▶ Task prompt:
Across the whole listing, filter for the string "dígitos" and copy every line that has it.

▶ Record set:
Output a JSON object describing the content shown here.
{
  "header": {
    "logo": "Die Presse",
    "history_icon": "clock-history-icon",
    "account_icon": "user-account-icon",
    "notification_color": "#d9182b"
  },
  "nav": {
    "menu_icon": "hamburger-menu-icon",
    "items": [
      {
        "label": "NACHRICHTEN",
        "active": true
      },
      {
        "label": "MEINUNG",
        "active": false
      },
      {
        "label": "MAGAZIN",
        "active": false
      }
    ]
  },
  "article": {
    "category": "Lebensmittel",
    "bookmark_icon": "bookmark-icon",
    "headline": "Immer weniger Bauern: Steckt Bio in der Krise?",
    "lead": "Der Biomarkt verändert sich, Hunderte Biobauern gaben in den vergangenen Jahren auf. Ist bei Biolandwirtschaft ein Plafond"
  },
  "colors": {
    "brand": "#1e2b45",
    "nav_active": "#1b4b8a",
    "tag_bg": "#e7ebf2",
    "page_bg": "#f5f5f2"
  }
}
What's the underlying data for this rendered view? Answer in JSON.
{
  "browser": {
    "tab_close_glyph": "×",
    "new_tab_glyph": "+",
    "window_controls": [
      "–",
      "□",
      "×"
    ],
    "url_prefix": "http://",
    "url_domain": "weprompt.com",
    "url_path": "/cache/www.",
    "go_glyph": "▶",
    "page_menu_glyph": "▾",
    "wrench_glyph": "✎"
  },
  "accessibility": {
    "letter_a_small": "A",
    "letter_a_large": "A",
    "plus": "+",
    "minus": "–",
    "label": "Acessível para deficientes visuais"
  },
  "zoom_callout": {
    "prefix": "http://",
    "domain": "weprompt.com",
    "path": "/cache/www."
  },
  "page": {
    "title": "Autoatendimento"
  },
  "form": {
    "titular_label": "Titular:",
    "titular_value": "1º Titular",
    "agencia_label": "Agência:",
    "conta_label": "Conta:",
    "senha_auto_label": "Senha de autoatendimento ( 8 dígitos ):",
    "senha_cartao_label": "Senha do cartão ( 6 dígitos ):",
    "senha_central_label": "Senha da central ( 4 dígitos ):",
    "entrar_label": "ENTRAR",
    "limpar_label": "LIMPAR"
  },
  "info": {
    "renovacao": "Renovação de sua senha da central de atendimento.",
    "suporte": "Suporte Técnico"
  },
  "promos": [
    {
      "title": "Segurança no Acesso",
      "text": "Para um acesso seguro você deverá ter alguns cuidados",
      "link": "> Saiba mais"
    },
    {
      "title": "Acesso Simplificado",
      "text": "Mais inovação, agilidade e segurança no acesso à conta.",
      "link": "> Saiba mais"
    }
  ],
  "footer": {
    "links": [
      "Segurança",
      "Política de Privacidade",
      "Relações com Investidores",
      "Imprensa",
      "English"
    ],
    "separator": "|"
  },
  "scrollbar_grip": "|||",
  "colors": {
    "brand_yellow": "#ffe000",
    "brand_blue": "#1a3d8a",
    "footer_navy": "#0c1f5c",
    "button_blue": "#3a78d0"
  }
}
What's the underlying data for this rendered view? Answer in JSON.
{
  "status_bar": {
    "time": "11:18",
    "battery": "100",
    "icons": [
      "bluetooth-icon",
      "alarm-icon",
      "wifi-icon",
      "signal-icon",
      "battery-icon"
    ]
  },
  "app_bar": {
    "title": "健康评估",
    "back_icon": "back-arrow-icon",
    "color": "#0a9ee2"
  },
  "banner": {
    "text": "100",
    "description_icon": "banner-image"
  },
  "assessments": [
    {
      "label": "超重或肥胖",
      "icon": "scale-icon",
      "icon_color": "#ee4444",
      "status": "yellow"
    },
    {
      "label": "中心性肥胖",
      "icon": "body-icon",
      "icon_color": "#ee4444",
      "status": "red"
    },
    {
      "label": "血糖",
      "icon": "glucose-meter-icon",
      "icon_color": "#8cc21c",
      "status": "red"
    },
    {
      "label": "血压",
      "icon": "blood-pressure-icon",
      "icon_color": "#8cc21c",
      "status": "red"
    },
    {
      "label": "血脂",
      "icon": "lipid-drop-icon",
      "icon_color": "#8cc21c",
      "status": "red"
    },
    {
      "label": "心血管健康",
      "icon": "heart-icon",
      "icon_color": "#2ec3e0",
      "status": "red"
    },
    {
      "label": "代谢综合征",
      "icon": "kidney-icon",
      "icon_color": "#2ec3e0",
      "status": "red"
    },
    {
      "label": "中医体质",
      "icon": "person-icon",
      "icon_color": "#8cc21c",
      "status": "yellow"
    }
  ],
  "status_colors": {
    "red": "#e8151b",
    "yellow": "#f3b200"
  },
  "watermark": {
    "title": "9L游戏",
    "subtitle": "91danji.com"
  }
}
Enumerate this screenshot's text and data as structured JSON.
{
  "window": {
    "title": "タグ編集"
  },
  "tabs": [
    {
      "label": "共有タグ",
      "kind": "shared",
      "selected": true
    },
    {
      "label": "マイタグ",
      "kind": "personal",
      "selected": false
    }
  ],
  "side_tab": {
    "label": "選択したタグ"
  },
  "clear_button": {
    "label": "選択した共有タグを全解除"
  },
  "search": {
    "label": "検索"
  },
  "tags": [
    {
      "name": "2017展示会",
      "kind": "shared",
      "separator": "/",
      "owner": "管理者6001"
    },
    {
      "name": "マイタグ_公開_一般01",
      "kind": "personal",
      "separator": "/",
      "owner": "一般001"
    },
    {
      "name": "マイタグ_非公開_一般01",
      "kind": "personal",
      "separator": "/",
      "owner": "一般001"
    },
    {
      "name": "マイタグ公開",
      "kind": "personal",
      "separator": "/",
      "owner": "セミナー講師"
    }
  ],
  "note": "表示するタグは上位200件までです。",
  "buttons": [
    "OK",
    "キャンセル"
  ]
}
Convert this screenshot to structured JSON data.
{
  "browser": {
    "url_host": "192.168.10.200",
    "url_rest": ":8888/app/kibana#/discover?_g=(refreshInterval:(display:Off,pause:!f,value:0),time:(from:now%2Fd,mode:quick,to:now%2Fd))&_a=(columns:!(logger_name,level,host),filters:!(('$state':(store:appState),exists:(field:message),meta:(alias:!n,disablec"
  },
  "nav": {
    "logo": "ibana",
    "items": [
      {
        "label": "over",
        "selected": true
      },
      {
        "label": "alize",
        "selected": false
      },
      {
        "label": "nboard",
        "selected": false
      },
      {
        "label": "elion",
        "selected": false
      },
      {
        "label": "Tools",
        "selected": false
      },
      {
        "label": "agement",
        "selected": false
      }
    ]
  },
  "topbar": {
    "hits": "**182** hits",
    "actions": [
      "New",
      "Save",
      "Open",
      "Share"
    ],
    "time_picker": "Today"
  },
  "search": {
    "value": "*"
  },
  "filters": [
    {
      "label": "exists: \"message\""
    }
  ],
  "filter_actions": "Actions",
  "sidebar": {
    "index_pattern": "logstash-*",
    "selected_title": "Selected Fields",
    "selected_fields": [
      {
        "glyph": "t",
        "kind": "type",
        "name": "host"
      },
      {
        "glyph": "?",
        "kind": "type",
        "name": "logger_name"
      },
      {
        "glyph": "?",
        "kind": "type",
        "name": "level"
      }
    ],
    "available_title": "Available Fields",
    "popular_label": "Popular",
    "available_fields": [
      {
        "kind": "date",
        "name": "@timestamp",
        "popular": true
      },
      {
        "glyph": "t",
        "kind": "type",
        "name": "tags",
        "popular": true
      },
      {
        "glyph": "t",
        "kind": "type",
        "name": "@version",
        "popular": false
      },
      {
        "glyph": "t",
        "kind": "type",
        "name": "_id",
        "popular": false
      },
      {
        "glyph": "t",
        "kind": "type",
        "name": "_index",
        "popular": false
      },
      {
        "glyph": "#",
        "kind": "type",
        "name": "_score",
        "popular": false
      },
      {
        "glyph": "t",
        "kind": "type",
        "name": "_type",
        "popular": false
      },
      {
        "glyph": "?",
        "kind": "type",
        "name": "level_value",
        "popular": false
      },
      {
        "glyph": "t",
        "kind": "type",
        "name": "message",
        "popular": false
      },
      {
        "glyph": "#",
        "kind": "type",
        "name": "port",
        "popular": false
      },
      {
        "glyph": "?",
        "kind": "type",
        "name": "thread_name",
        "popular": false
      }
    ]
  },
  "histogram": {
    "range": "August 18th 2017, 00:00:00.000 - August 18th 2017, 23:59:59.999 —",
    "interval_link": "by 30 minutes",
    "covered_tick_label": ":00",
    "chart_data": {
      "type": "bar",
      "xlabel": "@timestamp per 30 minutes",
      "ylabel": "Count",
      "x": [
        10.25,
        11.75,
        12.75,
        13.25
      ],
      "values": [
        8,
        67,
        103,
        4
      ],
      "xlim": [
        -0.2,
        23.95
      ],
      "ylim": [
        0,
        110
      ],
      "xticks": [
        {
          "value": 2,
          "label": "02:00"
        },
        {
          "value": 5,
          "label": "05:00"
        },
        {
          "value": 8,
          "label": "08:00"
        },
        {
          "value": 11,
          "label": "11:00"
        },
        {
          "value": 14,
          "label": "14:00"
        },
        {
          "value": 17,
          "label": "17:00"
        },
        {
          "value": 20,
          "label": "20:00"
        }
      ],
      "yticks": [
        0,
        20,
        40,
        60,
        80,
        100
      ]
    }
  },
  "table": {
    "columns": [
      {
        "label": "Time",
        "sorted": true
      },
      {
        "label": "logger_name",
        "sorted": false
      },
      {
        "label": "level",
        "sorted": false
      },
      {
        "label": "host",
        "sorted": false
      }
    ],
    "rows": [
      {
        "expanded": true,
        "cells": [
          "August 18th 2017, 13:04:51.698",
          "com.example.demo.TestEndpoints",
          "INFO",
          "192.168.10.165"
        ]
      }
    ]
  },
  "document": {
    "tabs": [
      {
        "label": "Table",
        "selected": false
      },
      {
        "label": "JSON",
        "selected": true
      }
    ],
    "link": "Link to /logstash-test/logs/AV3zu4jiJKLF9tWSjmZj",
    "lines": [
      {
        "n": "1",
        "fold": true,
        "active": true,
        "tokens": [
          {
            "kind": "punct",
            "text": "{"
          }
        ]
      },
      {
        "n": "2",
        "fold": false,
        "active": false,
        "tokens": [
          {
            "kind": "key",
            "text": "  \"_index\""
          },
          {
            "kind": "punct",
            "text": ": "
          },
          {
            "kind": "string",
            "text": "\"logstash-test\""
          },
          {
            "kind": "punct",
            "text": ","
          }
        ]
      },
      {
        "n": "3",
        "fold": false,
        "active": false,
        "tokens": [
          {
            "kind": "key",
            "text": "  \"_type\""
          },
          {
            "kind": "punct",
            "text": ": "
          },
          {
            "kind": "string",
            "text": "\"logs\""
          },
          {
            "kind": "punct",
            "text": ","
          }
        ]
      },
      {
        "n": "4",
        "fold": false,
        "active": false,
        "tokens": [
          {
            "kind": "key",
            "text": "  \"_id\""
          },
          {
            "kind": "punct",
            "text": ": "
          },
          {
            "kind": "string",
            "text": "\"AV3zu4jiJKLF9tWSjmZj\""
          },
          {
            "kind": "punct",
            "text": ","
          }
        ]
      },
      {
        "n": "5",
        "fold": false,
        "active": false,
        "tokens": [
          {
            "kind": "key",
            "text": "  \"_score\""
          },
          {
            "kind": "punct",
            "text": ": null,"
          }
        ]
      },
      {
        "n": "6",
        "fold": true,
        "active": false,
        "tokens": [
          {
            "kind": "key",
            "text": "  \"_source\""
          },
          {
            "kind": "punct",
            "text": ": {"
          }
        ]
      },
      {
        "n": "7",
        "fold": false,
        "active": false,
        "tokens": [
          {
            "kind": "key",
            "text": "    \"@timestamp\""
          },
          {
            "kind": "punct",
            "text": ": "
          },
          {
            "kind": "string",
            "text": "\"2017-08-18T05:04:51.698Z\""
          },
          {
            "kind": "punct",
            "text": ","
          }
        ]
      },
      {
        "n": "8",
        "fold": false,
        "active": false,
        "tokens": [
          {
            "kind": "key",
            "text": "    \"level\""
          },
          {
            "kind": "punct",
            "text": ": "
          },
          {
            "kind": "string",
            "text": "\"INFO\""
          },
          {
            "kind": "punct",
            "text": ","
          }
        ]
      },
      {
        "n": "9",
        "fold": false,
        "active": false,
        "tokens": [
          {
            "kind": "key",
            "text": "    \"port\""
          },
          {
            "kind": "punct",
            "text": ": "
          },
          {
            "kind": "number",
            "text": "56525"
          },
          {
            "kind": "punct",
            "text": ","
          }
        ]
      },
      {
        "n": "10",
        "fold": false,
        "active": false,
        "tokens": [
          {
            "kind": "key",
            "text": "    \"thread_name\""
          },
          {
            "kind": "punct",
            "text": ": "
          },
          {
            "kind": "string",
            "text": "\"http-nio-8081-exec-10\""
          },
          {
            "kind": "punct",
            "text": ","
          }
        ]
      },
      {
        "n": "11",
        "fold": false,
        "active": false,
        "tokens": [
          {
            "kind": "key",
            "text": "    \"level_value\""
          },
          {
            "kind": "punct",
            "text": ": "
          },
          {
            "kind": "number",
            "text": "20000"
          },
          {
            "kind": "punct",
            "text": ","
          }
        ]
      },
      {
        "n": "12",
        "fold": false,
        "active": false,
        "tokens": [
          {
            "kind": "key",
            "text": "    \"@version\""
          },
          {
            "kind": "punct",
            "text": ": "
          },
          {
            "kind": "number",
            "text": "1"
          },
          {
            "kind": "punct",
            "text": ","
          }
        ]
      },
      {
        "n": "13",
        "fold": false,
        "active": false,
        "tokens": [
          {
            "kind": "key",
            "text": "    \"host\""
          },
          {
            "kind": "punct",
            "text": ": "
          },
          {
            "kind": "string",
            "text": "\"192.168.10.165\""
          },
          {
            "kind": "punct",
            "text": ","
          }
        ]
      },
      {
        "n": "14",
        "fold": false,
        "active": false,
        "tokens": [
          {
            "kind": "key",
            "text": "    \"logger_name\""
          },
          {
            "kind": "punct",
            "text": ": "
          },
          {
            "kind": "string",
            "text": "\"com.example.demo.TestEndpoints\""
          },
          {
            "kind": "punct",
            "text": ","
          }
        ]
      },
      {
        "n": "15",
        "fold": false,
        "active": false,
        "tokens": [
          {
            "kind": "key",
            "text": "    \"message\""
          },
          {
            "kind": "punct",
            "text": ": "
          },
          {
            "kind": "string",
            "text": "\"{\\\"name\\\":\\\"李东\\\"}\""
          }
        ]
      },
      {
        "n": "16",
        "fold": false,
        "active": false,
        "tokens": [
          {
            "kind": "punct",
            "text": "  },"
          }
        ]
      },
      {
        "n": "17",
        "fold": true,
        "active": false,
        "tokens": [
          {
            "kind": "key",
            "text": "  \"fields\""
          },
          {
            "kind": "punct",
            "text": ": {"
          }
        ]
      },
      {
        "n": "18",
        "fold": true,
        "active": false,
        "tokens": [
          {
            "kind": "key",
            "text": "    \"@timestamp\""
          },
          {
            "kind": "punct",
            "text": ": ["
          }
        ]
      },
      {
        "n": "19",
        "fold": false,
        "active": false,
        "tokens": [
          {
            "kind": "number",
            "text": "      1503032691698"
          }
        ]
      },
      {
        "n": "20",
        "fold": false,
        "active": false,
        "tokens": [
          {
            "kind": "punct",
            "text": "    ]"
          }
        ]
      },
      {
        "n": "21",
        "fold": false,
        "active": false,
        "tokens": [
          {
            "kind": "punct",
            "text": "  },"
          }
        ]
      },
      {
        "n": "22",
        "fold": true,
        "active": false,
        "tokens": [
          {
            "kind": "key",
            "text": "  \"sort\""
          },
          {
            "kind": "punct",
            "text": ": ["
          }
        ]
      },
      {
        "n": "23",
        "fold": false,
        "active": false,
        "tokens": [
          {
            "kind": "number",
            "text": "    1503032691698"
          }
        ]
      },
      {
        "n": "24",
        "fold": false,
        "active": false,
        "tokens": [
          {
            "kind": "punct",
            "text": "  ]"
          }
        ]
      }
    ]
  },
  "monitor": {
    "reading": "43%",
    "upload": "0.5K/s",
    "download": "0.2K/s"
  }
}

▶ Solution to this problem:
    "senha_auto_label": "Senha de autoatendimento ( 8 dígitos ):",
    "senha_cartao_label": "Senha do cartão ( 6 dígitos ):",
    "senha_central_label": "Senha da central ( 4 dígitos ):",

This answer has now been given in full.